The announcement by the CEO’s from JP Morgan Chase, Amazon and Berkshire-Hathaway that they are forming a new healthcare company signals the symbolic end of the ACA-reform era. They recognize the inefficiencies and profiteering of the private insurance companies, who add no value to businesses dealing with healthcare. And should there be any doubt that the end of the ACA is nigh, there’s this from Trump: “We repealed the core of disastrous Obamacare. The individual mandate is now gone.”
This initiative from BDB can be seen as a rear-guard action against the increasingly-popular idea of non-profit health care. Obama/Romney/Heritagecare is dying, and good riddance; if at this time we can’t get a national bill passed, then let’s get it done at the state level, or even at the municipal level wherever urban populations present a large enough risk pool. Let’s send all the soon-to-be unemployed insurance CEOs to nursing school. Let’s make them do an honest day’s work for once.
Bezos, Buffett and Demon swim in a mixture of for-profit corporations, non-profit corporations and foundations, often called “corporate culture”.
Their medical insurance program will be just one more non-profit corporation that their lobbyists will make sure gets preferential tax treatment, not much different than what Henry J. Kaiser started doing in 1933.
“For the love of money is the root of all evil.”
17% of GDP.
How this country accepts that as the cost of health care, I’ll never know. All to have a life expectancy just a month or so behind Cuba’s.
Buffett is CEO of BNSF railroad (“The engine that connects us” and by ‘us’ he means fellow billionaires).
BNSF is the nation’s top coal/oil/gas railway; which reveals Buffett’s priorities. A designated “sacrifice zone” along the Columbia River - no problem for mister Buffett. The Columbia River Crossing I-5 Bridge replacement FIASCO was in part due to Buffett mismanagement of BNSF. Amtrak’s least reliable route, the “Empire Builder” runs on BNSF track on a route that bypasses Montana cities. I wish he’d wipe that satisfied smile off his face.
Their total lack of empathy would disqualify them for Nursing.
No, let them be nurses aides and empty the bed pans!
Tragically, I have personally had to contend with nurses who were as indifferent to human suffering as too many physicians. The problem is deeper:
Evil is good and good has become evil.
The US officially passed a threshold, but I’m not sure what to call it.
The core argument for our American way of life has been that it is always better to have private enterprise handle our needs than the government. Challenge any republican and they will say this is true.
If it is always better to have private enterprise handle our problems, challenge them on how this is true when it comes to health care? The evidence abounds that Americans are being raped by Big Pharma because we don’t exercise appropriate regulatory control of the industry on the sales end. There it’s buyer beware because of our exceedingly strong Tort laws (Which have also been eviscerated during the ongoing class war by the 1% on the rest of us.). Government isn’t bargaining with big pharma as the largest single customer, but instead the crony government is using our health care needs as a vehicle for transferring wealth from the masses to the top.
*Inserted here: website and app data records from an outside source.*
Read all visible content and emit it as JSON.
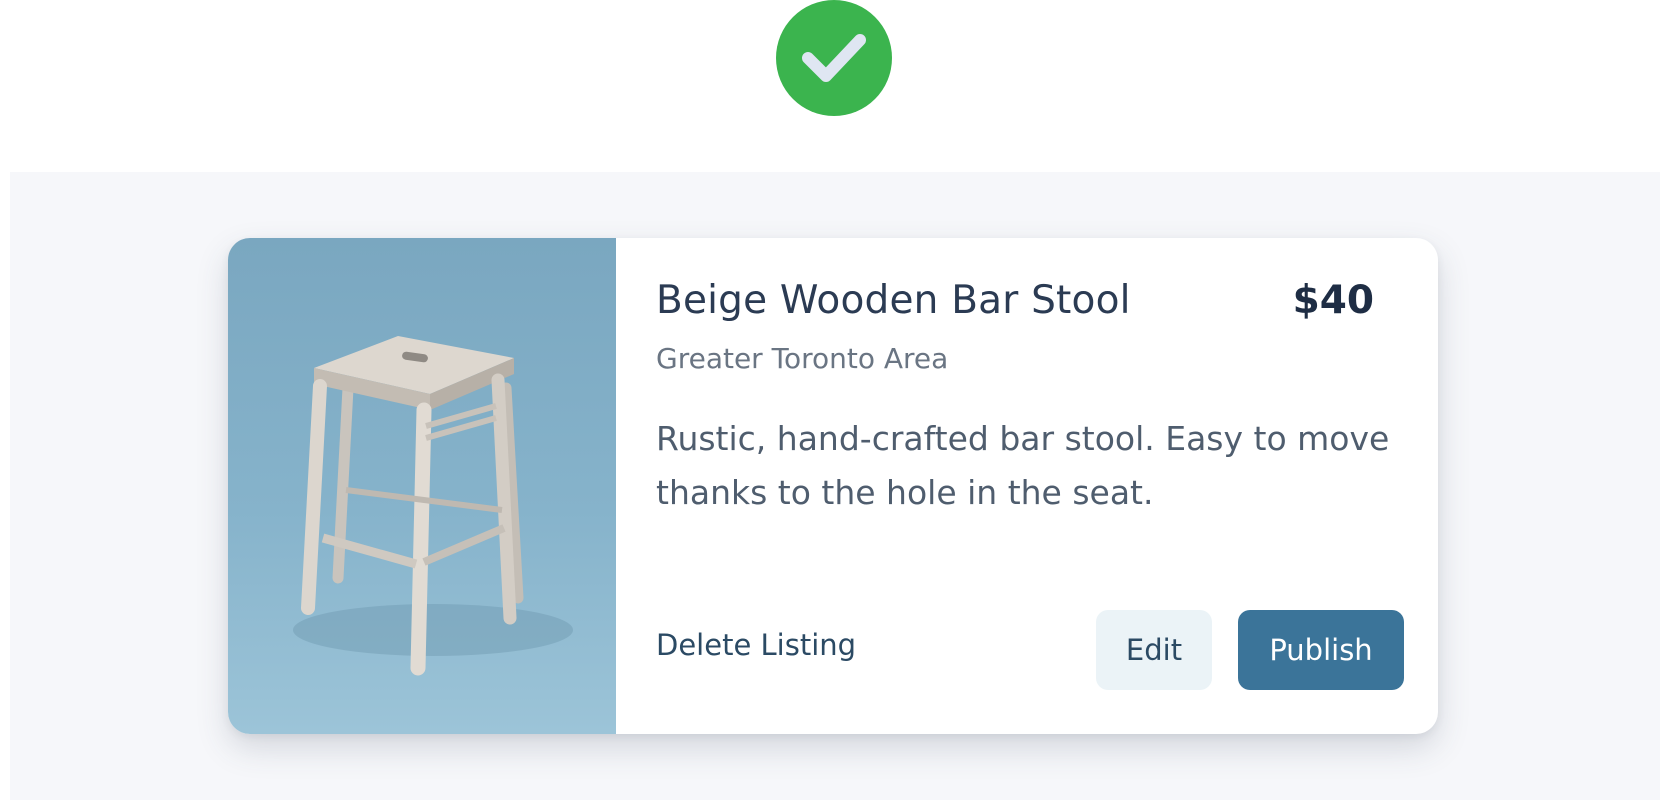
{
  "status": {
    "icon": "check-circle-icon",
    "color": "#3bb44e"
  },
  "listing": {
    "image": {
      "subject": "stool-photo",
      "background": "#86b3cb"
    },
    "title": "Beige Wooden Bar Stool",
    "price": "$40",
    "location": "Greater Toronto Area",
    "description": "Rustic, hand-crafted bar stool. Easy to move thanks to the hole in the seat."
  },
  "actions": {
    "delete_label": "Delete Listing",
    "edit_label": "Edit",
    "publish_label": "Publish",
    "publish_color": "#3b7499"
  }
}
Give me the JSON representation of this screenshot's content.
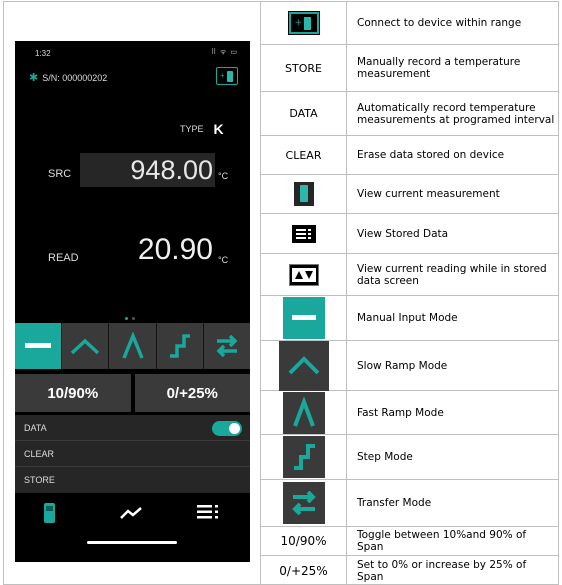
{
  "phone": {
    "time": "1:32",
    "status_icons": "⠿ ᯤ ▭",
    "serial": "S/N: 000000202",
    "type_label": "TYPE",
    "type_value": "K",
    "src_label": "SRC",
    "src_value": "948.00",
    "read_label": "READ",
    "read_value": "20.90",
    "unit": "°C",
    "span_low": "10/90%",
    "span_high": "0/+25%",
    "list": [
      "DATA",
      "CLEAR",
      "STORE"
    ],
    "data_toggle_on": true,
    "accent": "#19a89b"
  },
  "table": [
    {
      "key": "",
      "icon": "connect-icon",
      "desc": "Connect to device within range"
    },
    {
      "key": "STORE",
      "desc": "Manually record a temperature measurement"
    },
    {
      "key": "DATA",
      "desc": "Automatically record temperature measurements at programed interval"
    },
    {
      "key": "CLEAR",
      "desc": "Erase data stored on device"
    },
    {
      "key": "",
      "icon": "meter-icon",
      "desc": "View current measurement"
    },
    {
      "key": "",
      "icon": "stored-data-icon",
      "desc": "View Stored Data"
    },
    {
      "key": "",
      "icon": "updown-icon",
      "desc": "View current reading while in stored data screen"
    },
    {
      "key": "",
      "icon": "manual-input-icon",
      "desc": "Manual Input Mode"
    },
    {
      "key": "",
      "icon": "slow-ramp-icon",
      "desc": "Slow Ramp Mode"
    },
    {
      "key": "",
      "icon": "fast-ramp-icon",
      "desc": "Fast Ramp Mode"
    },
    {
      "key": "",
      "icon": "step-icon",
      "desc": "Step Mode"
    },
    {
      "key": "",
      "icon": "transfer-icon",
      "desc": "Transfer Mode"
    },
    {
      "key": "10/90%",
      "desc": "Toggle between 10%and 90% of Span"
    },
    {
      "key": "0/+25%",
      "desc": "Set to 0% or increase by 25% of Span"
    }
  ]
}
If private enterprise is to be the answer, then everyone in society must be compelled to participate in some programs such as health care, since it is a guarantee that every last one of us will need it at least once in our lives. So why do the republicans chafe at the individual mandate when it is their prerogative? Individual freedoms are more important than the survival of the country/government. And those two cannot be separated without us returning to a far more bloody existence than today, to which the middle ages will attest. For in a vacuum of government, local fiefdoms and warlords will proliferate. Then it’s might makes right. Might as well start the fight now while the chances are better since the wealthy and their puppy class of politicians are still somewhat accessible.
Short of that, perhaps a general strike on May 1 might shake things up, but without a cohesive demand, such as that everyone participate in the benefits of technology and get a living wage and a share of the burden as well as a share of the pie. Nobody should be having to work 80 hours a week and still endure poverty!
I’m on Medicare and have a supplemental plan to boot. My co-pays have gone from $50 to $300 for a CT scan since 2012. That’s a 600% increase in 5 years. My meds which I need monthly have gone from $30 a month to over $70 a month, a 120% increase again over 5 years. Something’s really wrong here! BTW, my costs would be higher if I had savings added to Social Security which, by the way, they want to cut to pay for the tax scam. Socialized healthcare with profit motive removed is the only real way to have proper healthcare. Of course that will never happen in the vampire driven capitalist capital of the world.
Not without a fight, I’m afraid.
You and I as older and potentially infirm members may need to man the front lines.
I fear even that is a task for which they are woefully underqualified to assume.
Medicare may be better than open market insurance, but it is not what it is hyped up to be, at least for the average retired subscriber. It has a 20% deductible, which can result in high out-of-pocket. You have to buy supplemental insurance, if you can afford it, or forego expensive diagnostic procedures and labs. In the end, you are paying about the same as the ACA.